Construction BUSINESS

Labour shortages pose risk to growth in key SME sectors, including construction

 Breaking News

Labour shortages pose risk to growth in key SME sectors, including construction

Labour shortages pose risk to growth in key SME sectors, including construction
November 08
09:59 2023

The latest SME Monitor published by Banking & Payments Federation Ireland (BPFI) has warned that labour shortages and skill gaps pose a risk to growth in key SME sectors including construction, as employment numbers in Ireland reached record highs.

Skills mismatches and shortages emerging as key challenges for SMEs

Amid these historically high employment levels, businesses have reported challenges in hiring suitably trained and skilled staff, with small and medium-sized enterprises (SMEs) particularly affected. A recent report published by Chambers Ireland shows that over 95% of micro-businesses (those employing less than 10 people) in Ireland were experiencing skill gaps and a Eurobarometer survey published in September 2023 showed that 61% of SMEs in Ireland find it difficult to recruit machine operators, craft and skilled trades workers.
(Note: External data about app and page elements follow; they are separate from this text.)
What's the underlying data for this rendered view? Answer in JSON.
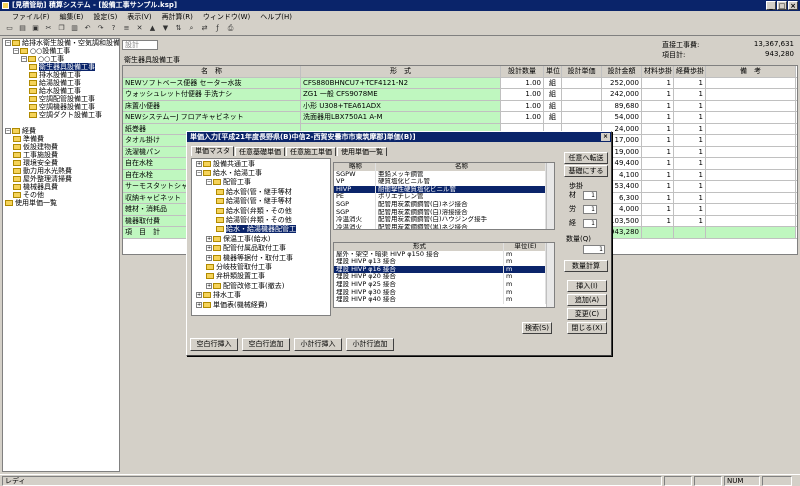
{
  "window": {
    "title": "[見積管助] 積算システム - [設備工事サンプル.ksp]"
  },
  "menu": [
    "ファイル(F)",
    "編集(E)",
    "設定(S)",
    "表示(V)",
    "再計算(R)",
    "ウィンドウ(W)",
    "ヘルプ(H)"
  ],
  "tree": [
    {
      "label": "給排水衛生設備・空気調和設備",
      "level": 0,
      "pm": "−"
    },
    {
      "label": "○○設備工事",
      "level": 1,
      "pm": "−"
    },
    {
      "label": "○○工事",
      "level": 2,
      "pm": "−"
    },
    {
      "label": "衛生器具設備工事",
      "level": 3,
      "sel": true
    },
    {
      "label": "排水設備工事",
      "level": 3
    },
    {
      "label": "給湯設備工事",
      "level": 3
    },
    {
      "label": "給水設備工事",
      "level": 3
    },
    {
      "label": "空調配管設備工事",
      "level": 3
    },
    {
      "label": "空調機器設備工事",
      "level": 3
    },
    {
      "label": "空調ダクト設備工事",
      "level": 3
    },
    {
      "label": "",
      "level": 0
    },
    {
      "label": "経費",
      "level": 0,
      "pm": "−"
    },
    {
      "label": "準備費",
      "level": 1
    },
    {
      "label": "仮設建物費",
      "level": 1
    },
    {
      "label": "工事施設費",
      "level": 1
    },
    {
      "label": "環境安全費",
      "level": 1
    },
    {
      "label": "動力用水光熱費",
      "level": 1
    },
    {
      "label": "屋外整理清掃費",
      "level": 1
    },
    {
      "label": "機械器具費",
      "level": 1
    },
    {
      "label": "その他",
      "level": 1
    },
    {
      "label": "使用単価一覧",
      "level": 0
    }
  ],
  "main": {
    "filter_label": "設計",
    "section_title": "衛生器具設備工事",
    "direct_cost_label": "直接工事費:",
    "direct_cost_value": "13,367,631",
    "item_total_label": "項目計:",
    "item_total_value": "943,280",
    "columns": [
      "名　称",
      "形　式",
      "設計数量",
      "単位",
      "設計単価",
      "設計金額",
      "材料歩掛",
      "経費歩掛",
      "備　考"
    ],
    "rows": [
      {
        "name": "NEWソフトベース便器 セーター水抜",
        "form": "CFS880BHNCU7+TCF4121-N2",
        "qty": "1.00",
        "unit": "組",
        "price": "",
        "amount": "252,000",
        "mat": "1",
        "exp": "1",
        "note": ""
      },
      {
        "name": "ウォッシュレット付便器 手洗ナシ",
        "form": "ZG1 一般 CFS9078ME",
        "qty": "1.00",
        "unit": "組",
        "price": "",
        "amount": "242,000",
        "mat": "1",
        "exp": "1",
        "note": ""
      },
      {
        "name": "床置小便器",
        "form": "小形 U308+TEA61ADX",
        "qty": "1.00",
        "unit": "組",
        "price": "",
        "amount": "89,680",
        "mat": "1",
        "exp": "1",
        "note": ""
      },
      {
        "name": "NEWシステムーJ フロアキャビネット",
        "form": "洗面器用LBX750A1 A-M",
        "qty": "1.00",
        "unit": "組",
        "price": "",
        "amount": "54,000",
        "mat": "1",
        "exp": "1",
        "note": ""
      },
      {
        "name": "紙巻器",
        "form": "",
        "qty": "",
        "unit": "",
        "price": "",
        "amount": "24,000",
        "mat": "1",
        "exp": "1",
        "note": ""
      },
      {
        "name": "タオル掛け",
        "form": "",
        "qty": "",
        "unit": "",
        "price": "",
        "amount": "17,000",
        "mat": "1",
        "exp": "1",
        "note": ""
      },
      {
        "name": "洗濯機パン",
        "form": "",
        "qty": "",
        "unit": "",
        "price": "",
        "amount": "19,000",
        "mat": "1",
        "exp": "1",
        "note": ""
      },
      {
        "name": "自在水栓",
        "form": "",
        "qty": "",
        "unit": "",
        "price": "",
        "amount": "49,400",
        "mat": "1",
        "exp": "1",
        "note": ""
      },
      {
        "name": "自在水栓",
        "form": "",
        "qty": "",
        "unit": "",
        "price": "",
        "amount": "4,100",
        "mat": "1",
        "exp": "1",
        "note": ""
      },
      {
        "name": "サーモスタットシャワー金具 台",
        "form": "",
        "qty": "",
        "unit": "",
        "price": "",
        "amount": "53,400",
        "mat": "1",
        "exp": "1",
        "note": ""
      },
      {
        "name": "収納キャビネット",
        "form": "",
        "qty": "",
        "unit": "",
        "price": "",
        "amount": "6,300",
        "mat": "1",
        "exp": "1",
        "note": ""
      },
      {
        "name": "雑材・消耗品",
        "form": "",
        "qty": "",
        "unit": "",
        "price": "",
        "amount": "4,000",
        "mat": "1",
        "exp": "1",
        "note": ""
      },
      {
        "name": "機器取付費",
        "form": "",
        "qty": "",
        "unit": "",
        "price": "",
        "amount": "103,500",
        "mat": "1",
        "exp": "1",
        "note": ""
      }
    ],
    "total_row": {
      "label": "項　目　計",
      "amount": "943,280"
    }
  },
  "dialog": {
    "title": "単価入力[平成21年度長野県(B)中信2-西賀安曇市市東筑摩郡]単価(B)]",
    "close": "×",
    "tabs": [
      "単価マスタ",
      "任意基礎単価",
      "任意施工単価",
      "使用単価一覧"
    ],
    "tree": [
      {
        "label": "設備共通工事",
        "level": 0,
        "pm": "+"
      },
      {
        "label": "給水・給湯工事",
        "level": 0,
        "pm": "−"
      },
      {
        "label": "配管工事",
        "level": 1,
        "pm": "−"
      },
      {
        "label": "給水管(管・継手等材",
        "level": 2
      },
      {
        "label": "給湯管(管・継手等材",
        "level": 2
      },
      {
        "label": "給水管(弁類・その他",
        "level": 2
      },
      {
        "label": "給湯管(弁類・その他",
        "level": 2
      },
      {
        "label": "給水・給湯機器配管工",
        "level": 2,
        "sel": true
      },
      {
        "label": "保温工事(給水)",
        "level": 1,
        "pm": "+"
      },
      {
        "label": "配管付属品取付工事",
        "level": 1,
        "pm": "+"
      },
      {
        "label": "機器等据付・取付工事",
        "level": 1,
        "pm": "+"
      },
      {
        "label": "分岐枝管取付工事",
        "level": 1
      },
      {
        "label": "弁枡類設置工事",
        "level": 1
      },
      {
        "label": "配管改修工事(撤去)",
        "level": 1,
        "pm": "+"
      },
      {
        "label": "排水工事",
        "level": 0,
        "pm": "+"
      },
      {
        "label": "単価表(機械経費)",
        "level": 0,
        "pm": "+"
      }
    ],
    "upper_cols": [
      "略称",
      "名称"
    ],
    "upper_rows": [
      {
        "a": "SGPW",
        "b": "亜鉛メッキ鋼管",
        "sel": false
      },
      {
        "a": "VP",
        "b": "硬質塩化ビニル管",
        "sel": false
      },
      {
        "a": "HIVP",
        "b": "耐衝撃性硬質塩化ビニル管",
        "sel": true
      },
      {
        "a": "PE",
        "b": "ポリエチレン管",
        "sel": false
      },
      {
        "a": "SGP",
        "b": "配管用炭素鋼鋼管(白)ネジ接合",
        "sel": false
      },
      {
        "a": "SGP",
        "b": "配管用炭素鋼鋼管(白)溶接接合",
        "sel": false
      },
      {
        "a": "冷温消火",
        "b": "配管用炭素鋼鋼管(白)ハウジング接手",
        "sel": false
      },
      {
        "a": "冷温消火",
        "b": "配管用炭素鋼鋼管(黒)ネジ接合",
        "sel": false
      }
    ],
    "lower_cols": [
      "形式",
      "単位(E)"
    ],
    "lower_rows": [
      {
        "a": "屋外・架空・暗渠 HIVP φ150 接合",
        "b": "m",
        "sel": false
      },
      {
        "a": "埋設 HIVP φ13 接合",
        "b": "m",
        "sel": false
      },
      {
        "a": "埋設 HIVP φ16 接合",
        "b": "m",
        "sel": true
      },
      {
        "a": "埋設 HIVP φ20 接合",
        "b": "m",
        "sel": false
      },
      {
        "a": "埋設 HIVP φ25 接合",
        "b": "m",
        "sel": false
      },
      {
        "a": "埋設 HIVP φ30 接合",
        "b": "m",
        "sel": false
      },
      {
        "a": "埋設 HIVP φ40 接合",
        "b": "m",
        "sel": false
      }
    ],
    "search_btn": "検索(S)",
    "transfer_btn": "任意へ転送",
    "basic_btn": "基礎にする",
    "rate_label": "歩掛",
    "mat_label": "材",
    "mat_val": "1",
    "labor_label": "労",
    "labor_val": "1",
    "exp_label": "経",
    "exp_val": "1",
    "qty_label": "数量(Q)",
    "qty_val": "1",
    "calc_btn": "数量計算",
    "insert_btn": "挿入(I)",
    "add_btn": "追加(A)",
    "change_btn": "変更(C)",
    "close_btn": "閉じる(X)"
  },
  "bottom_buttons": [
    "空白行挿入",
    "空白行追加",
    "小計行挿入",
    "小計行追加"
  ],
  "status": {
    "text": "レディ",
    "num": "NUM"
  }
}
Greater use of apprenticeship programmes and work permits needed to alleviate gaps

In order to address the emerging gaps, the Monitor highlights that greater use of apprenticeship programmes and work permits will be needed. While government has been taking measures to increase apprenticeship registrations, which are now on the rise, it will take time for these new entrants to complete their programmes. The Monitor also highlights the use of work permits as an additional channel to fill some of the skill gaps, particularly in the construction sector. In 2022, the Department of Trade, Enterprise and Employment issued 1,474 employment permits for roles in the construction sector, up from 608 in 2021, and there have been almost 1,000 work permits issued in the first nine months of 2023. Earlier this year, the Department sought submissions from sectoral representatives and employers on changes to be made to the critical skills occupational list. This should help to ensure that employment permits can be granted for highly skilled occupations in key sectors which are experiencing labour or skill shortages.
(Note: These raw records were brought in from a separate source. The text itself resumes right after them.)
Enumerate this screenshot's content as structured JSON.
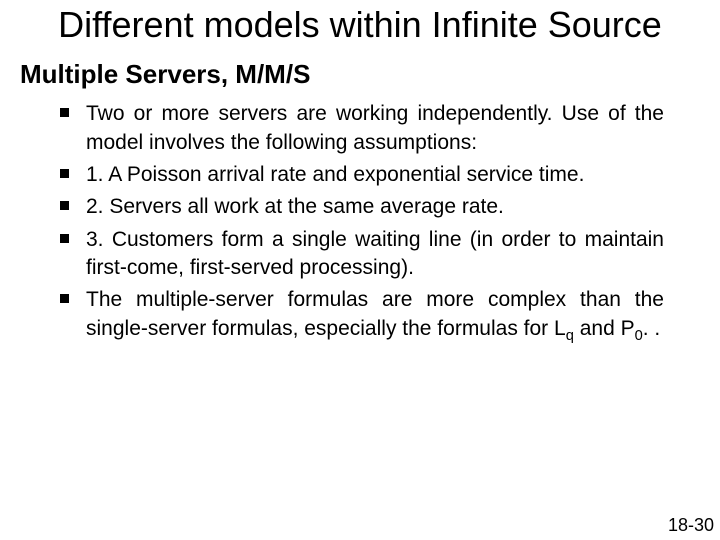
{
  "title": "Different models within Infinite Source",
  "subtitle": "Multiple Servers, M/M/S",
  "bullets": [
    "Two or more servers are working independently. Use of the model involves the following assumptions:",
    "1. A Poisson arrival rate and exponential service time.",
    "2. Servers all work at the same average rate.",
    "3. Customers form a single waiting line (in order to maintain first-come, first-served processing).",
    "The multiple-server formulas are more complex than the single-server formulas, especially the formulas for L_q and P_0. ."
  ],
  "page_number": "18-30"
}
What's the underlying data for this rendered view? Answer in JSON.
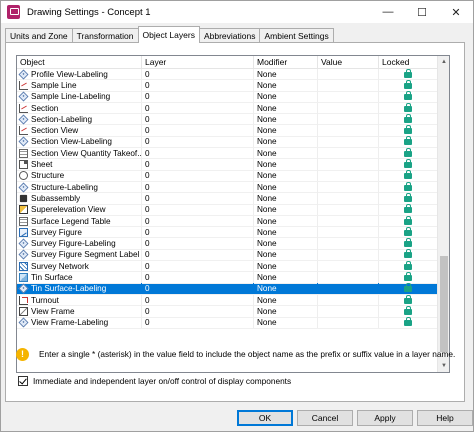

Brian Hayes (pictured above), Chief Executive of BPFI, said: “The report shows that Ireland’s economy remains buoyant as economic activity continued to grow in 2023, even as the economy coped with sharp rises in business costs and consumer prices and the European Central Bank’s efforts to ensure price stability through interest rate increases. Employment reached its highest levels on record in Q2 2023 at over 2.6 million and on the back of this, income tax receipts were up 8.2% year on year to €23.1 billion in the year to date.”

“However, despite strong indicators in the economy, it’s clear that labour shortages risk growth in key SME sectors, particularly construction, where SMEs account of 80% of employment. Government efforts through apprenticeship schemes and work permit programmes will be key in addressing emerging gaps and we are starting to see some of the results of these efforts to date. Apprenticeships in the construction and electrical sectors accounted for nearly 60% of all registrations in 2022 and almost all roles in the construction sector are now eligible for employment permits. It will be important to leverage every available source for new skills and new workers for key sectors to maintain the positive recent momentum.”

About Author

mike

mike

Related Articles

Constrcution Summit

PROMO – Construction Summit 2016 – Sustaining the Momentum

The Magazine – Construction Business

The Magazine – Construction Summit

Upcoming Events

[eventlist]

New Subscriber

    Subscribe Here



    Advertisements